And that can help protect your arteries, study suggests
SUNDAY, Aug. 19 (HealthDay News) -- A man who keeps his cool in a stressful situation helps himself by increasing blood levels of HDL cholesterol, the good kind that keeps arteries clear, a study indicates.
And he might be adding years to his life.
That finding was a surprise, said Carolyn M. Aldwin, a member of a group presenting the study Saturday night at the American Psychological Association's annual convention, in San Francisco.
The belief has been that a man who invokes a hostile response to stress hurts his cardiovascular system by increasing the level of LDL cholesterol, the bad kind that forms artery-blocking plaques, said Aldwin, who is chairwoman of the department of human development and family sciences at Oregon State University.
"It was thought that the choice of a coping strategy had an immediate effect on LDL cholesterol," she said. But the better copers in the study had higher HDL levels.
The study found no effect on LDL cholesterol levels, she said.

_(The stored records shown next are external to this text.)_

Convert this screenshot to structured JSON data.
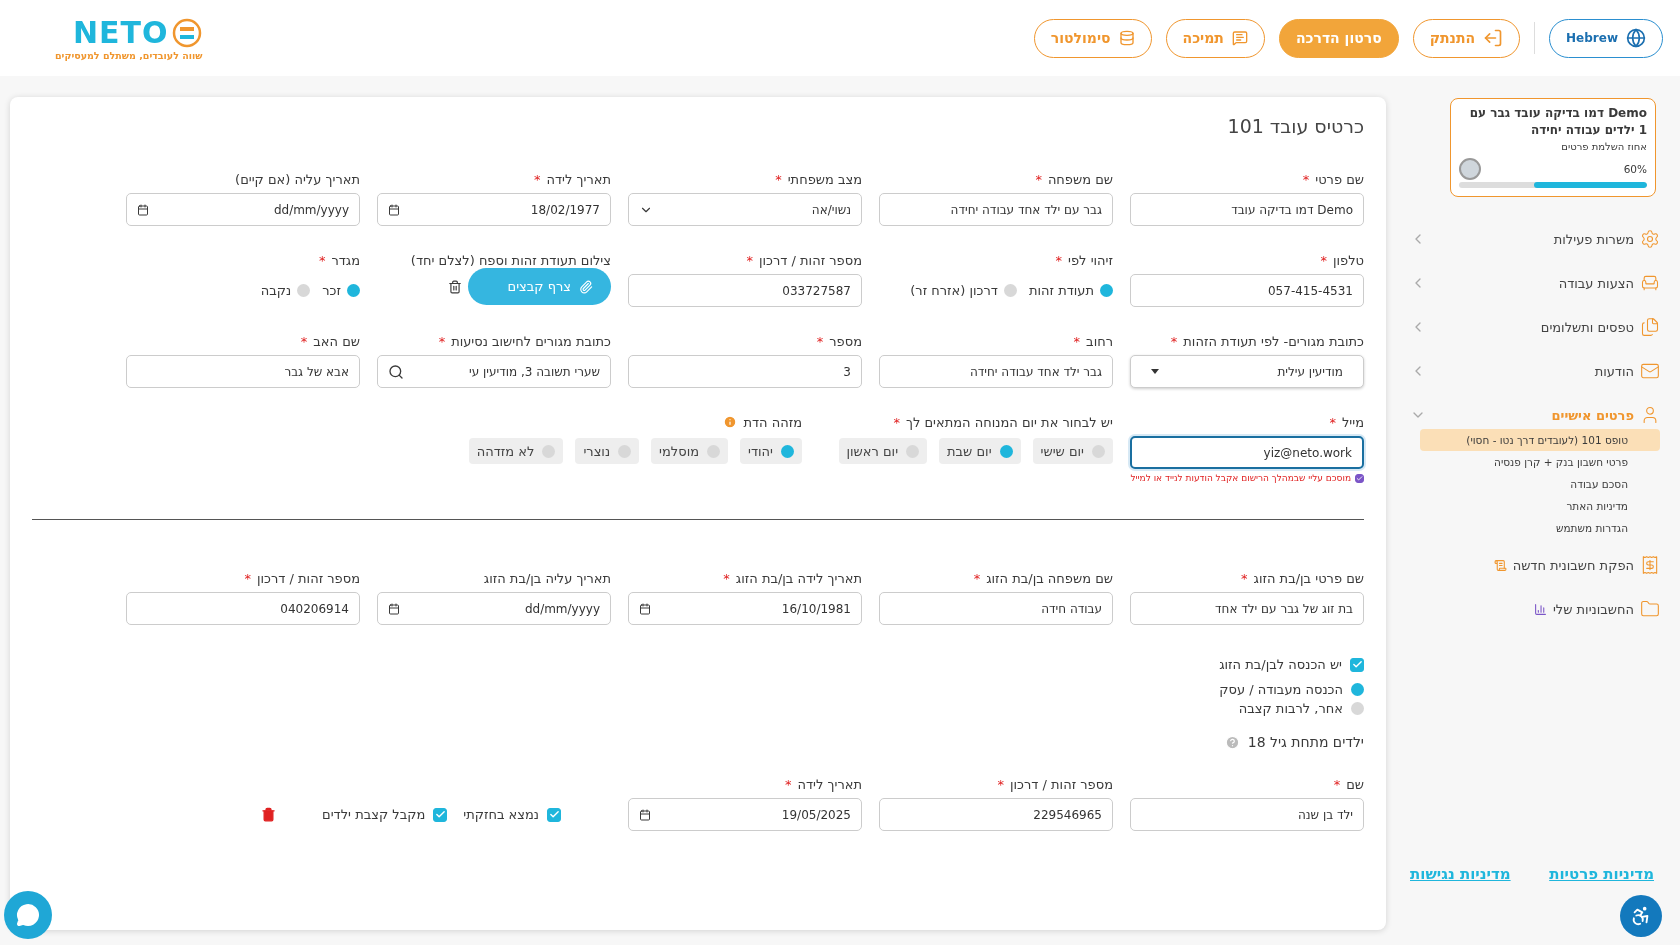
{
  "header": {
    "logo": {
      "name": "NETO",
      "tagline": "שווה לעובדים, משתלם למעסיקים"
    },
    "buttons": [
      {
        "label": "Hebrew",
        "kind": "language"
      },
      {
        "label": "התנתק",
        "kind": "logout"
      },
      {
        "label": "סרטון הדרכה",
        "kind": "primary"
      },
      {
        "label": "תמיכה",
        "kind": "support"
      },
      {
        "label": "סימולטור",
        "kind": "simulator"
      }
    ]
  },
  "sidebar": {
    "profile": {
      "name": "Demo דמו בדיקה עובד גבר עם 1 ילדים עבודה יחידה",
      "progress_label": "אחוז השלמת פרטים",
      "percent": "60%",
      "level": 0.6
    },
    "menu": [
      {
        "label": "משרות פעילות",
        "expanded": false
      },
      {
        "label": "הצעות עבודה",
        "expanded": false
      },
      {
        "label": "טפסים ותשלומים",
        "expanded": false
      },
      {
        "label": "הודעות",
        "expanded": false
      },
      {
        "label": "פרטים אישיים",
        "expanded": true,
        "children": [
          {
            "label": "טופס 101 (לעובדים דרך נטו - חסוי)",
            "selected": true
          },
          {
            "label": "פרטי חשבון בנק + קרן פנסיה",
            "selected": false
          },
          {
            "label": "הסכם עבודה",
            "selected": false
          },
          {
            "label": "מדיניות האתר",
            "selected": false
          },
          {
            "label": "הגדרות משתמש",
            "selected": false
          }
        ]
      },
      {
        "label": "הפקת חשבונית חדשה"
      },
      {
        "label": "החשבוניות שלי"
      }
    ],
    "footer_links": [
      "מדיניות פרטיות",
      "מדיניות נגישות"
    ]
  },
  "form": {
    "title": "כרטיס עובד 101",
    "rows": [
      [
        {
          "kind": "text",
          "label": "שם פרטי",
          "required_mark": "*",
          "value": "Demo דמו בדיקה עובד"
        },
        {
          "kind": "text",
          "label": "שם משפחה",
          "required_mark": "*",
          "value": "גבר עם ילד אחד עבודה יחידה"
        },
        {
          "kind": "select",
          "label": "מצב משפחתי",
          "required_mark": "*",
          "value": "נשוי/אה"
        },
        {
          "kind": "date",
          "label": "תאריך לידה",
          "required_mark": "*",
          "value": "18/02/1977"
        },
        {
          "kind": "date",
          "label": "תאריך עליה (אם קיים)",
          "placeholder": "dd/mm/yyyy"
        }
      ],
      [
        {
          "kind": "text",
          "label": "טלפון",
          "required_mark": "*",
          "value": "057-415-4531"
        },
        {
          "kind": "radio",
          "label": "זיהוי לפי",
          "required_mark": "*",
          "options": [
            {
              "label": "תעודת זהות",
              "selected": true
            },
            {
              "label": "דרכון (אזרח זר)",
              "selected": false
            }
          ]
        },
        {
          "kind": "text",
          "label": "מספר זהות / דרכון",
          "required_mark": "*",
          "value": "033727587"
        },
        {
          "kind": "upload",
          "label": "צילום תעודת זהות וספח (לצלם יחד)",
          "button": "צרף קבצים"
        },
        {
          "kind": "radio",
          "label": "מגדר",
          "required_mark": "*",
          "options": [
            {
              "label": "זכר",
              "selected": true
            },
            {
              "label": "נקבה",
              "selected": false
            }
          ]
        }
      ],
      [
        {
          "kind": "dropdown",
          "label": "כתובת מגורים- לפי תעודת הזהות",
          "required_mark": "*",
          "value": "מודיעין עילית"
        },
        {
          "kind": "text",
          "label": "רחוב",
          "required_mark": "*",
          "value": "גבר ילד אחד עבודה יחידה"
        },
        {
          "kind": "text",
          "label": "מספר",
          "required_mark": "*",
          "value": "3"
        },
        {
          "kind": "search",
          "label": "כתובת מגורים לחישוב נסיעות",
          "required_mark": "*",
          "value": "שערי תשובה 3, מודיעין עי"
        },
        {
          "kind": "text",
          "label": "שם האב",
          "required_mark": "*",
          "value": "אבא של גבר"
        }
      ],
      [
        {
          "kind": "email",
          "label": "מייל",
          "required_mark": "*",
          "value": "yiz@neto.work",
          "focused": true,
          "consent": {
            "label": "מוסכם עליי שבמהלך הרישום אקבל הודעות לנייד או למייל",
            "checked": true
          }
        },
        {
          "kind": "chips",
          "label": "יש לבחור את יום המנוחה המתאים לך",
          "required_mark": "*",
          "options": [
            {
              "label": "יום שישי",
              "selected": false
            },
            {
              "label": "יום שבת",
              "selected": true
            },
            {
              "label": "יום ראשון",
              "selected": false
            }
          ]
        },
        {
          "kind": "chips",
          "label": "מזהה הדת",
          "info": true,
          "options": [
            {
              "label": "יהודי",
              "selected": true
            },
            {
              "label": "מוסלמי",
              "selected": false
            },
            {
              "label": "נוצרי",
              "selected": false
            },
            {
              "label": "לא מזדהה",
              "selected": false
            }
          ]
        }
      ]
    ],
    "spouse_rows": [
      [
        {
          "kind": "text",
          "label": "שם פרטי בן/בת הזוג",
          "required_mark": "*",
          "value": "בת זוג של גבר עם ילד אחד"
        },
        {
          "kind": "text",
          "label": "שם משפחה בן/בת הזוג",
          "required_mark": "*",
          "value": "עבודה חידה"
        },
        {
          "kind": "date",
          "label": "תאריך לידה בן/בת הזוג",
          "required_mark": "*",
          "value": "16/10/1981"
        },
        {
          "kind": "date",
          "label": "תאריך עליה בן/בת הזוג",
          "placeholder": "dd/mm/yyyy"
        },
        {
          "kind": "text",
          "label": "מספר זהות / דרכון",
          "required_mark": "*",
          "value": "040206914"
        }
      ]
    ],
    "spouse_income": {
      "label": "יש הכנסה לבן/בת הזוג",
      "checked": true,
      "options": [
        {
          "label": "הכנסה מעבודה / עסק",
          "selected": true
        },
        {
          "label": "אחר, לרבות קצבה",
          "selected": false
        }
      ]
    },
    "children_title": "ילדים מתחת גיל 18",
    "child_rows": [
      [
        {
          "kind": "text",
          "label": "שם",
          "required_mark": "*",
          "value": "ילד בן שנה"
        },
        {
          "kind": "text",
          "label": "מספר זהות / דרכון",
          "required_mark": "*",
          "value": "229546965"
        },
        {
          "kind": "date",
          "label": "תאריך לידה",
          "required_mark": "*",
          "value": "19/05/2025"
        },
        {
          "kind": "checks",
          "options": [
            {
              "label": "נמצא בחזקתי",
              "checked": true
            },
            {
              "label": "מקבל קצבת ילדים",
              "checked": true
            }
          ],
          "removable": true
        }
      ]
    ]
  }
}
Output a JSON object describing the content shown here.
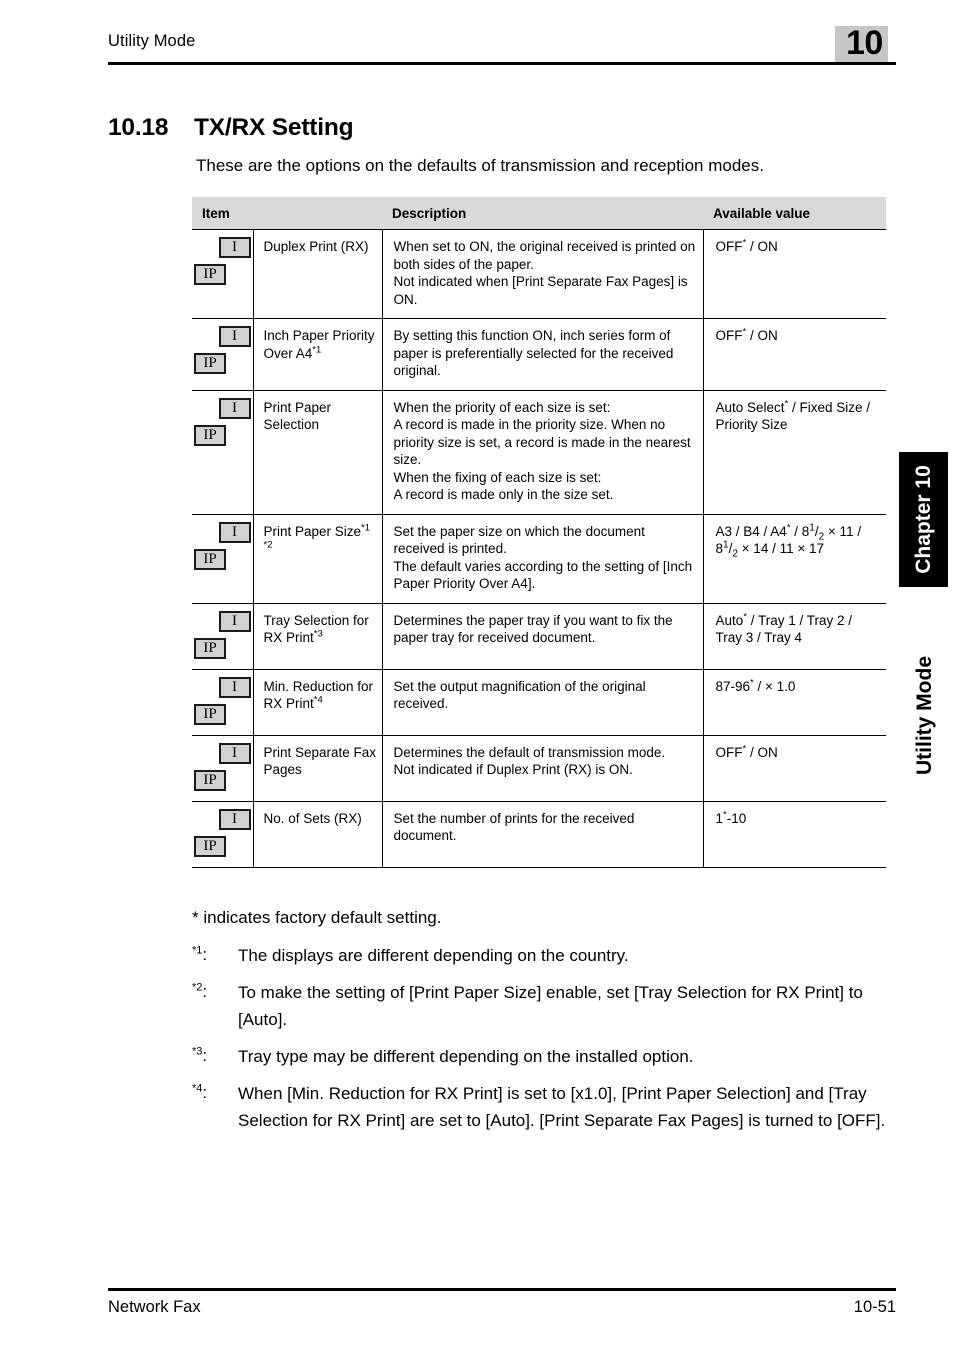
{
  "header": {
    "title": "Utility Mode",
    "chapter_number": "10"
  },
  "section": {
    "number": "10.18",
    "title": "TX/RX Setting",
    "intro": "These are the options on the defaults of transmission and reception modes."
  },
  "table": {
    "columns": [
      "Item",
      "Description",
      "Available value"
    ],
    "icons": {
      "first": "I",
      "second": "IP"
    },
    "rows": [
      {
        "item": "Duplex Print (RX)",
        "item_sup": "",
        "description": "When set to ON, the original received is printed on both sides of the paper.\nNot indicated when [Print Separate Fax Pages] is ON.",
        "value": "OFF* / ON"
      },
      {
        "item": "Inch Paper Priority Over A4",
        "item_sup": "*1",
        "description": "By setting this function ON, inch series form of paper is preferentially selected for the received original.",
        "value": "OFF* / ON"
      },
      {
        "item": "Print Paper Selection",
        "item_sup": "",
        "description": "When the priority of each size is set:\nA record is made in the priority size. When no priority size is set, a record is made in the nearest size.\nWhen the fixing of each size is set:\nA record is made only in the size set.",
        "value": "Auto Select* / Fixed Size / Priority Size"
      },
      {
        "item": "Print Paper Size",
        "item_sup": "*1 *2",
        "description": "Set the paper size on which the document received is printed.\nThe default varies according to the setting of [Inch Paper Priority Over A4].",
        "value": "A3 / B4 / A4* / 8 1/2 × 11 / 8 1/2 × 14 / 11 × 17"
      },
      {
        "item": "Tray Selection for RX Print",
        "item_sup": "*3",
        "description": "Determines the paper tray if you want to fix the paper tray for received document.",
        "value": "Auto* / Tray 1 / Tray 2 / Tray 3 / Tray 4"
      },
      {
        "item": "Min. Reduction for RX Print",
        "item_sup": "*4",
        "description": "Set the output magnification of the original received.",
        "value": "87-96* / × 1.0"
      },
      {
        "item": "Print Separate Fax Pages",
        "item_sup": "",
        "description": "Determines the default of transmission mode.\nNot indicated if Duplex Print (RX) is ON.",
        "value": "OFF* / ON"
      },
      {
        "item": "No. of Sets (RX)",
        "item_sup": "",
        "description": "Set the number of prints for the received document.",
        "value": "1*-10"
      }
    ]
  },
  "footnotes": {
    "default_note": "* indicates factory default setting.",
    "items": [
      {
        "marker": "*1",
        "text": "The displays are different depending on the country."
      },
      {
        "marker": "*2",
        "text": "To make the setting of [Print Paper Size] enable, set [Tray Selection for RX Print] to [Auto]."
      },
      {
        "marker": "*3",
        "text": "Tray type may be different depending on the installed option."
      },
      {
        "marker": "*4",
        "text": "When [Min. Reduction for RX Print] is set to [x1.0], [Print Paper Selection] and [Tray Selection for RX Print] are set to [Auto]. [Print Separate Fax Pages] is turned to [OFF]."
      }
    ]
  },
  "side_tabs": {
    "chapter": "Chapter 10",
    "mode": "Utility Mode"
  },
  "footer": {
    "left": "Network Fax",
    "page": "10-51"
  },
  "colors": {
    "header_chapter_bg": "#c6c6c6",
    "table_header_bg": "#d9d9d9",
    "icon_badge_bg": "#d2d2d2",
    "side_tab_bg": "#000000"
  }
}
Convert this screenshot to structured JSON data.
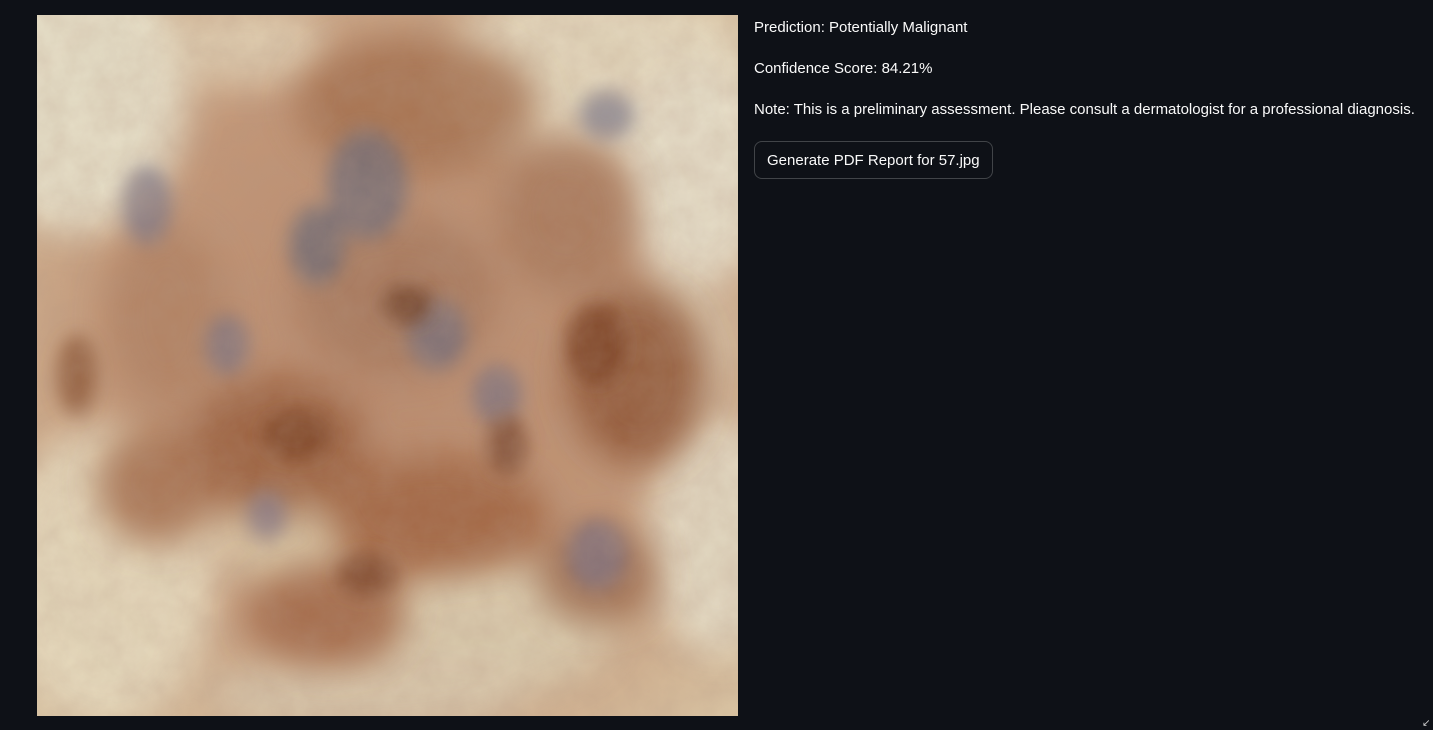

The researchers worked with 716 men, almost all of them white, with an average age of 65, who took part in a long-term study on aging. Each was asked to describe his most stressful situation encountered in the previous week and was asked to choose among 26 strategies for coping with stress. Those strategies were scored on the basis of hostility the men displayed and other characteristics.
Blood samples were taken from the men after an overnight fast and measured for levels of HDL cholesterol, LDL cholesterol and the fats called triglycerides. Lower HDL levels were found in the men who used hostility as a coping strategy and also among those demonstrating self-blame and self isolation. Those strategies did raise levels of triglycerides a bit but had no effect on LDL readings.
The study was not designed to determine the mechanism that affected cholesterol readings, Aldwin said, "but we can speculate a bit."
The speculation is that men who keep cool and control their hostility avoid increasing levels of stress hormones such as cortisol, which affect blood fat levels, she said. "The theory is that if you stay calm, you actually decrease levels of stress hormones," Aldwin said.
Loriena A. Yancura, the University of Hawaii psychologist who led the study, said in a prepared statement that she was surprised at the lack of connection between coping strategies and LDL levels.
"One possible reason might be that measures of hostility, coping and lipids were taken at one point in time," Yancura said. "It is possible that changes in LDL might have been apparent in a lab setting or if we had looked at longitudinal relationships among hostility, coping and lipids."
The overall lesson of the study, Aldwin said, is that "the personality trait of emotional stability is protective against mortality. Those men who were good in self-regulation had higher HDL levels."
In practical terms, a first step toward self-control is to try not to get too upset about stressful things, Aldwin said. "You have to keep problems in perspective. Most problems are not major when compared to life-threatening trauma," she said.
The best way to handle a stressful problem "is to go ahead and fix the problem," Aldwin said. If a problem is not fixable, well, sometimes you just have to learn to let go, she added.
The workings of HDL and LDL cholesterol are described by the American Heart Association.
SOURCES: Carolyn M. Aldwin, Ph.D., chairwoman, department of human development and family sciences, Oregon State University, Portland; Aug. 18, 2007, annual meeting, American Psychological Association, San Francisco